Non-local Learning Experiences/Activities (e.g. MEP, overseas visits)
Related KLA(s)/Subject(s)/ Functional Area(s):
Year Level: S1 S2 S3 S4 S5 S6 Learning hours: _________________
(B) Use of Learning and Teaching Resources & Assessment
Resources from the EDB:
Other resources (including resources developed by the school):
Observations/comments on the resources used:
Mode of assessment:
(C) Staff’s Participation in Training/Professional Development Activities
Training/professional Development Activities:
No. of hours: ______________
No. of staff participated in the training/professional development activities: _________________
Overall Reflection and Action In relation to the school mission:
How are the school mission, curriculum goals, major concerns and focal points for the ongoing renewal of the school curriculum reflected in the curriculum planning, school calendar and timetable
In relation to students and teachers:
How are issues related to students’ diverse needs (e.g. their interests, social needs, leisure and rest, academic abilities) and concerns for interface between different key stages addressed?
Under what circumstances can the lesson or learning time in schools be maximised?
How can space and time be provided for teachers to enhance their professional development?

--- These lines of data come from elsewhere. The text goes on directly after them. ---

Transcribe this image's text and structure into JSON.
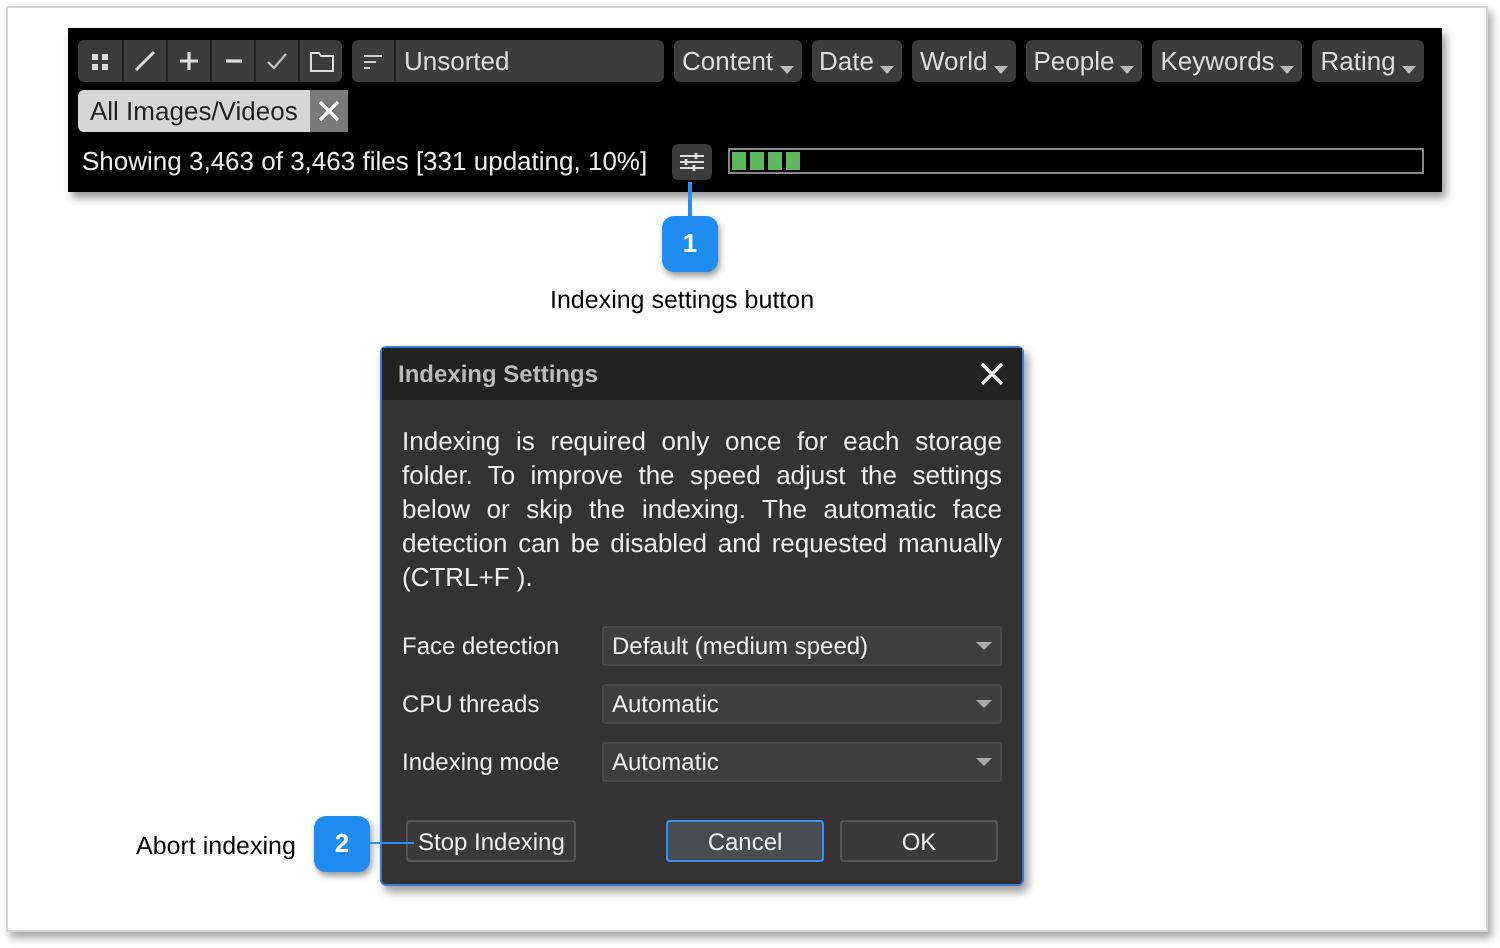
{
  "toolbar": {
    "sort": {
      "value": "Unsorted"
    },
    "filters": [
      "Content",
      "Date",
      "World",
      "People",
      "Keywords",
      "Rating"
    ],
    "tag": {
      "label": "All Images/Videos"
    },
    "status": "Showing 3,463 of 3,463 files [331 updating, 10%]",
    "progress": {
      "level": 0.1
    }
  },
  "callouts": [
    {
      "number": "1",
      "label": "Indexing settings button"
    },
    {
      "number": "2",
      "label": "Abort indexing"
    }
  ],
  "dialog": {
    "title": "Indexing Settings",
    "message": "Indexing is required only once for each storage folder. To improve the speed adjust the settings below or skip the indexing. The automatic face detection can be disabled and requested manually (CTRL+F ).",
    "fields": [
      {
        "label": "Face detection",
        "value": "Default (medium speed)"
      },
      {
        "label": "CPU threads",
        "value": "Automatic"
      },
      {
        "label": "Indexing mode",
        "value": "Automatic"
      }
    ],
    "stop_button": "Stop Indexing",
    "buttons": [
      {
        "label": "Cancel",
        "focused": true
      },
      {
        "label": "OK",
        "focused": false
      }
    ]
  }
}
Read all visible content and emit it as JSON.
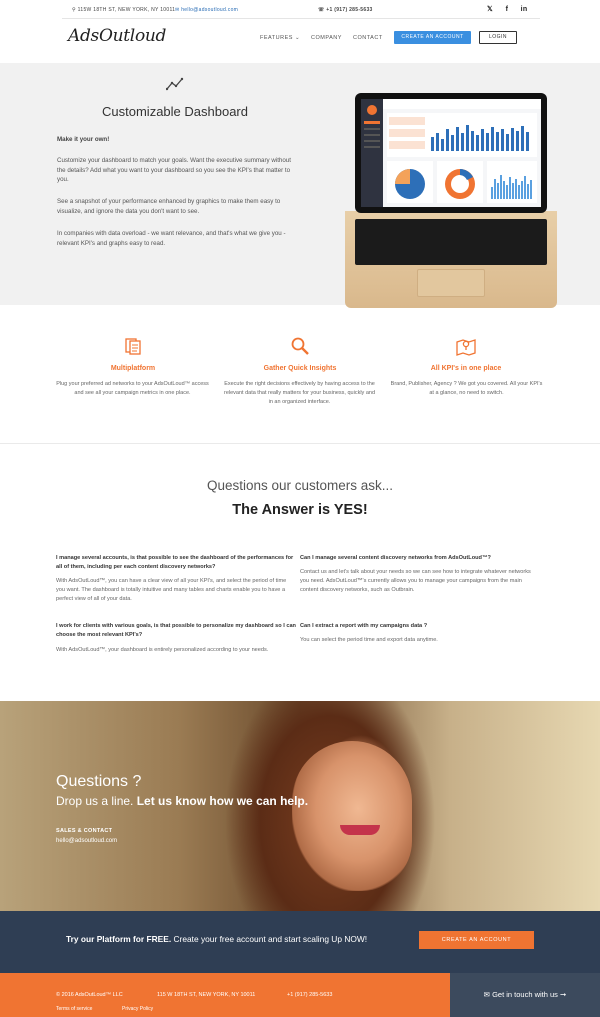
{
  "topbar": {
    "address": "115W 18TH ST, NEW YORK, NY 10011",
    "email": "hello@adsoutloud.com",
    "phone": "+1 (917) 285-5633",
    "social": [
      "twitter-icon",
      "facebook-icon",
      "linkedin-icon"
    ],
    "social_glyphs": [
      "𝕏",
      "f",
      "in"
    ]
  },
  "header": {
    "logo": "AdsOutloud",
    "nav": [
      "FEATURES",
      "COMPANY",
      "CONTACT"
    ],
    "nav_caret": "⌄",
    "create_account": "CREATE AN ACCOUNT",
    "login": "LOGIN"
  },
  "dashboard": {
    "title": "Customizable Dashboard",
    "lead": "Make it your own!",
    "paragraphs": [
      "Customize your dashboard to match your goals. Want the executive summary without the details? Add what you want to your dashboard so you see the KPI's that matter to you.",
      "See a snapshot of your performance enhanced by graphics to make them easy to visualize, and ignore the data you don't want to see.",
      "In companies with data overload - we want relevance, and that's what we give you - relevant KPI's and graphs easy to read."
    ]
  },
  "features": [
    {
      "icon": "documents-icon",
      "title": "Multiplatform",
      "desc": "Plug your preferred ad networks to your AdsOutLoud™ access and see all your campaign metrics in one place."
    },
    {
      "icon": "magnifier-icon",
      "title": "Gather Quick Insights",
      "desc": "Execute the right decisions effectively by having access to the relevant data that really matters for your business, quickly and in an organized interface."
    },
    {
      "icon": "map-icon",
      "title": "All KPI's in one place",
      "desc": "Brand, Publisher, Agency ? We got you covered. All your KPI's at a glance, no need to switch."
    }
  ],
  "faq": {
    "subtitle": "Questions our customers ask...",
    "title": "The Answer is YES!",
    "items": [
      {
        "q": "I manage several accounts, is that possible to see the dashboard of the performances for all of them, including per each content discovery networks?",
        "a": "With AdsOutLoud™, you can have a clear view of all your KPI's, and select the period of time you want. The dashboard is totally intuitive and many tables and charts enable you to have a perfect view of all of your data."
      },
      {
        "q": "Can I manage several content discovery networks from AdsOutLoud™?",
        "a": "Contact us and let's talk about your needs so we can see how to integrate whatever networks you need. AdsOutLoud™'s currently allows you to manage your campaigns from the main content discovery networks, such as Outbrain."
      },
      {
        "q": "I work for clients with various goals, is that possible to personalize my dashboard so I can choose the most relevant KPI's?",
        "a": "With AdsOutLoud™, your dashboard is entirely personalized according to your needs."
      },
      {
        "q": "Can I extract a report with my campaigns data ?",
        "a": "You can select the period time and export data anytime."
      }
    ]
  },
  "hero": {
    "questions": "Questions ?",
    "line_plain": "Drop us a line. ",
    "line_bold": "Let us know how we can help.",
    "sales_label": "SALES & CONTACT",
    "email": "hello@adsoutloud.com"
  },
  "cta": {
    "bold": "Try our Platform for FREE.",
    "text": " Create your free account and start scaling Up NOW!",
    "button": "CREATE AN ACCOUNT"
  },
  "footer": {
    "copyright": "© 2016 AdsOutLoud™ LLC",
    "address": "115 W 18TH ST, NEW YORK, NY 10011",
    "phone": "+1 (917) 285-5633",
    "terms": "Terms of service",
    "privacy": "Privacy Policy",
    "get_in_touch": "Get in touch with us ➞"
  },
  "colors": {
    "accent": "#f07432",
    "blue": "#3a8fe0",
    "navy": "#2f3e54"
  }
}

In relation to resources:
How can the physical environment and facilities of the school be fully utilised to enable better timetabling arrangement?
Reflection and Action
When planning the curriculum, what will you do to avoid the curriculum content being dictated by textbooks?
How would you prepare and adapt technology as an evolving entity to the changing educational contexts and pedagogies in the whole-school curriculum planning?
How can the teaching and non-teaching staff be better deployed to facilitate an effective time-tabling arrangement?
What contributions can the teacher-librarian make?
How can we make good use of parental support to help with school activities?
How can we explore opportunities for co-operation with different organisations?
How can different community resources be utilised to facilitate student learning?
In relation to curriculum planning
How can we offer a broad and balanced curriculum to flexibly cater for student needs?
How many periods should we offer per day/week/cycle?
How can the lesson time be provided to meet the minimum requirement of each KLA?
How can we encourage connections and collaboration across KLAs?
How can the school curriculum, school calendar and timetable be better co-ordinated with co-curricular activities/OLE?
How much time is allocated to the five essential learning experiences?
Are students provided with opportunities to explore their interests and aspirations towards further studies in VPET?
Is there sufficient time for Physical Education lessons and sports?
To what extent can improvements be made through curriculum planning, school calendar and timetabling arrangement?